On June 27, 2013, the OSC announced that it had reached a settlement with Macy’s Retail Holdings, Inc.; Macy’s Florida Stores, LLC; Macy’s Puerto Rico, Inc.; and Macy’s West Stores, Inc. (collectively, "Macy’s"), over claims that it discriminated against immigrant employees during the employment eligibility verification process. The OSC asserted that Macy’s engaged in unfair documentary practices by refusing to accept documents that reasonably appeared to be genuine on their face and by asking for more or different documents in re-verifying the work authorization of these employees. Under the settlement, Macy’s agreed to pay $175,000 in civil penalties and to set up a $100,000 fund to compensate any employees damaged as a result of its practices. Macy’s also agreed to review and revise its employment eligibility verification and re-verification policies, train its human resources personnel in the employment eligibility verification process and proper use of the E-Verify system, be subject to monitoring by the OSC, and abide by reporting requirements for two years.

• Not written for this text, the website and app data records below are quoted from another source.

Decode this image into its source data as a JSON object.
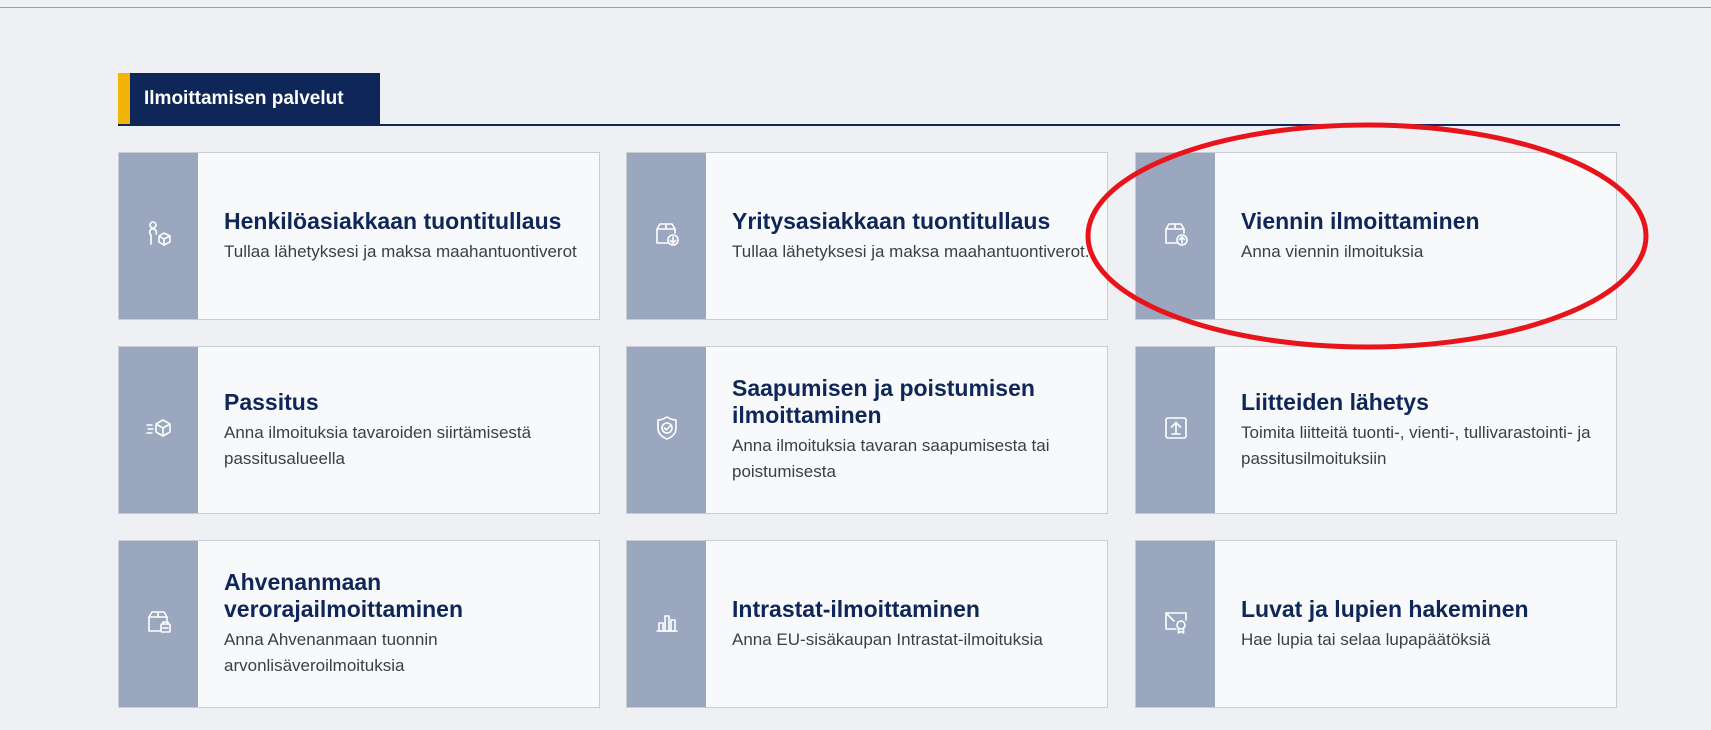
{
  "section": {
    "title": "Ilmoittamisen palvelut"
  },
  "cards": [
    {
      "title": "Henkilöasiakkaan tuontitullaus",
      "desc": "Tullaa lähetyksesi ja maksa maahantuontiverot",
      "icon": "person-package-icon"
    },
    {
      "title": "Yritysasiakkaan tuontitullaus",
      "desc": "Tullaa lähetyksesi ja maksa maahantuontiverot.",
      "icon": "package-import-icon"
    },
    {
      "title": "Viennin ilmoittaminen",
      "desc": "Anna viennin ilmoituksia",
      "icon": "package-export-icon"
    },
    {
      "title": "Passitus",
      "desc": "Anna ilmoituksia tavaroiden siirtämisestä passitusalueella",
      "icon": "moving-package-icon"
    },
    {
      "title": "Saapumisen ja poistumisen ilmoittaminen",
      "desc": "Anna ilmoituksia tavaran saapumisesta tai poistumisesta",
      "icon": "shield-check-icon"
    },
    {
      "title": "Liitteiden lähetys",
      "desc": "Toimita liitteitä tuonti-, vienti-, tullivarastointi- ja passitusilmoituksiin",
      "icon": "upload-box-icon"
    },
    {
      "title": "Ahvenanmaan verorajailmoittaminen",
      "desc": "Anna Ahvenanmaan tuonnin arvonlisäveroilmoituksia",
      "icon": "package-tax-icon"
    },
    {
      "title": "Intrastat-ilmoittaminen",
      "desc": "Anna EU-sisäkaupan Intrastat-ilmoituksia",
      "icon": "bar-chart-icon"
    },
    {
      "title": "Luvat ja lupien hakeminen",
      "desc": "Hae lupia tai selaa lupapäätöksiä",
      "icon": "certificate-icon"
    }
  ],
  "colors": {
    "navy": "#0f2658",
    "accent": "#f2b40a",
    "icon_panel": "#9ba7be",
    "highlight": "#e8141b"
  }
}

The Macy’s settlement underscores the dangers that employers face if they focus too intently on compliance with the Form I-9 employment eligibility verification process. The immigration laws also contain anti-discrimination provisions and define unfair immigration-related employment practices that employers must avoid during the Form I-9 process. With the emphasis on Form I-9 compliance, many employers forget these provisions and the substantial penalties and other obligations that they carry. The Macy’s settlement is but the latest reminder to employers on the importance of training staff on these other aspects of the Form I-9 process.